Material supplied
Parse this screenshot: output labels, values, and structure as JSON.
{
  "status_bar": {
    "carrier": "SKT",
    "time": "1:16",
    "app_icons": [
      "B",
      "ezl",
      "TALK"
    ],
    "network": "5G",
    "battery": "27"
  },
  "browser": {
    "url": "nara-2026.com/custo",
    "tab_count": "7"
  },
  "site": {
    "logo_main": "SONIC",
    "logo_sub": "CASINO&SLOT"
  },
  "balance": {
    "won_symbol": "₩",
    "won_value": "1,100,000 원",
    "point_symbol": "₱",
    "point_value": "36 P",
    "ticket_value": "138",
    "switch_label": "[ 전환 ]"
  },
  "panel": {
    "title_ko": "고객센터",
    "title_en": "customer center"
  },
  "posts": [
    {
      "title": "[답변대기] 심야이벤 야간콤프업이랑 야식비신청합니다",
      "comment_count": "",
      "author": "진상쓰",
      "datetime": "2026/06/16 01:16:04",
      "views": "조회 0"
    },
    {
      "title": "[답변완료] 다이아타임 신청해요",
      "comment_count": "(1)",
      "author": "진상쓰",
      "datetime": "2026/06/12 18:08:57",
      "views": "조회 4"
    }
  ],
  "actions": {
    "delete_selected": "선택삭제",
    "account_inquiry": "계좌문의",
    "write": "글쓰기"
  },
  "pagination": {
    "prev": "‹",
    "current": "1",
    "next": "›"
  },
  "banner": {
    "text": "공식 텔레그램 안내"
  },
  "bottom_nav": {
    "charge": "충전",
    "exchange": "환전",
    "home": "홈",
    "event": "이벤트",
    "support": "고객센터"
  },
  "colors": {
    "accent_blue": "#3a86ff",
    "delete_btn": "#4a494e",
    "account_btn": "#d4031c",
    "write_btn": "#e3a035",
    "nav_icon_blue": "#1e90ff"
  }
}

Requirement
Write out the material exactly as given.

Result of this exercise
Parse this screenshot: output labels, values, and structure as JSON.
{
  "status_bar": {
    "carrier": "SKT",
    "time": "1:16",
    "app_icons": [
      "B",
      "ezl",
      "TALK"
    ],
    "network": "5G",
    "battery": "27"
  },
  "browser": {
    "url": "nara-2026.com/custo",
    "tab_count": "7"
  },
  "site": {
    "logo_main": "SONIC",
    "logo_sub": "CASINO&SLOT"
  },
  "balance": {
    "won_symbol": "₩",
    "won_value": "1,100,000 원",
    "point_symbol": "₱",
    "point_value": "36 P",
    "ticket_value": "138",
    "switch_label": "[ 전환 ]"
  },
  "panel": {
    "title_ko": "고객센터",
    "title_en": "customer center"
  },
  "posts": [
    {
      "title": "[답변대기] 심야이벤 야간콤프업이랑 야식비신청합니다",
      "comment_count": "",
      "author": "진상쓰",
      "datetime": "2026/06/16 01:16:04",
      "views": "조회 0"
    },
    {
      "title": "[답변완료] 다이아타임 신청해요",
      "comment_count": "(1)",
      "author": "진상쓰",
      "datetime": "2026/06/12 18:08:57",
      "views": "조회 4"
    }
  ],
  "actions": {
    "delete_selected": "선택삭제",
    "account_inquiry": "계좌문의",
    "write": "글쓰기"
  },
  "pagination": {
    "prev": "‹",
    "current": "1",
    "next": "›"
  },
  "banner": {
    "text": "공식 텔레그램 안내"
  },
  "bottom_nav": {
    "charge": "충전",
    "exchange": "환전",
    "home": "홈",
    "event": "이벤트",
    "support": "고객센터"
  },
  "colors": {
    "accent_blue": "#3a86ff",
    "delete_btn": "#4a494e",
    "account_btn": "#d4031c",
    "write_btn": "#e3a035",
    "nav_icon_blue": "#1e90ff"
  }
}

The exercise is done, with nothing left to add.